HL Deb 26 June 1981 vol 421 cc1237-9

11.8 a.m.

Lord Houghton of Sowerby

My Lords, I beg leave to ask the second Question which stands in my name on the Order Paper.

The Question was as follows:

To ask Her Majesty's Government whether they are aware of the escalating exploitation of the immunities granted to religious minorities under our Slaughterhouses Acts, and whether they will advise local authorities concerned with planning applications and/or applications to license premises for slaughter of animals for export to seek the agreement of the applicants to the pre-stunning requirements which are imposed on all other slaughterings in this country.

The Minister of State, Ministry of Agriculture, Fisheries and Food (Earl Ferrers)

My Lords, I am aware of some apparent increase in the use of religious slaughter, but the exemption from the pre-slaughter stunning requirement in the Slaughterhouses Act applies to any slaughtering of animals for the food of Jews or Moslems provided that the conditions which are laid down in the Act are met.

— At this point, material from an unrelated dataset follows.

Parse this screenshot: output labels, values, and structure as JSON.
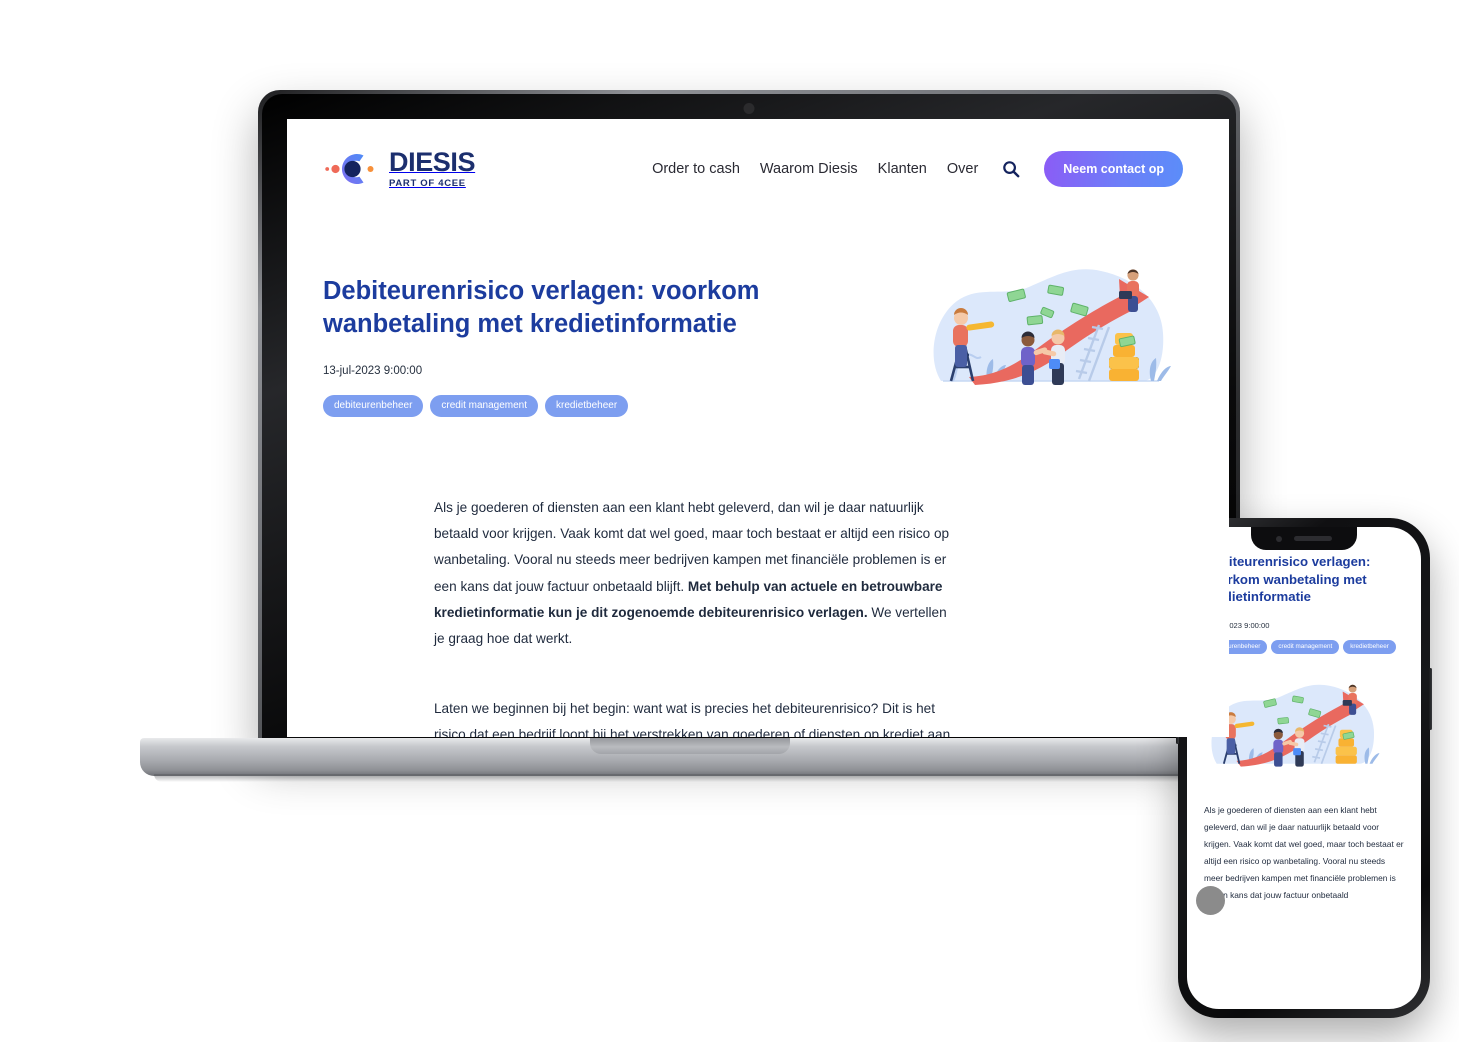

Use should be made of this exemption only where it is clear that the customer requires for religious reasons that the animals are not stunned.

Lord Houghton of Sowerby

My Lords, is the Minister aware that the immunities in the present legislation derive from the first Slaughterhouses Act in Scotland in 1928, which were put there expressly to protect the position of Lascars, members of the crews of ships in the ports of Scotland; yet 50 years afterwards the protection of a minority religious persuasion in this matter has become big business and is becoming bigger business? Are the Government indifferent to this? Do they think it is in accordance with the intentions of Parliament throughout the period of this legislation? My Question asks whether they are prepared to advise local authorities to seek agreement with applicants for licences or planning permission to accept the pre-stunning conditions. Would the Minister kindly answer that?

Earl Ferrers

Parliament has discussed this question on a number of occasions, my Lords, and it has always come to the conclusion that it is correct to make such exemptions for the purposes of those religious minorities who require them. Parliament deliberately permitted this method of slaughter for those reasons, and it is not the Government's duty to seek to influence either the increase or restriction of this method of slaughter; the local authorities are the enforcement authorities.

Lord Houghton of Sowerby

My Lords, some local authorities have passed by-laws by resolution to regulate the method of slaughter of animals in their areas, and those by-laws are subject to confirmation. One particularly, near Kidderminster, has already been passed and is awaiting confirmation. Will the Government confirm by-laws passed by local authorities which seek to regulate the method of slaughter of animals when granting licences in their areas?

Earl Ferrers

It depends on the nature of the by-law and the nature of the request, my Lords. The Ministry of Agriculture's duty and the duty of the Government is to see that the laws which Parliament has provided are permitted, and those laws are that there should be this form of slaughter for those people who require it.

Lord Winstanley

My Lords, in giving further thought to this matter, may I ask the noble Earl to bear in mind that a very distinguished physician, the late Lord Horder, after a detailed investigation, pronounced the method of slaughter by Jews as the most rapid and merciful way of killing he himself had witnessed?

Earl Ferrers

My Lords, that is an interesting observation of which I was not aware and I am grateful to the noble Lord for informing me of it.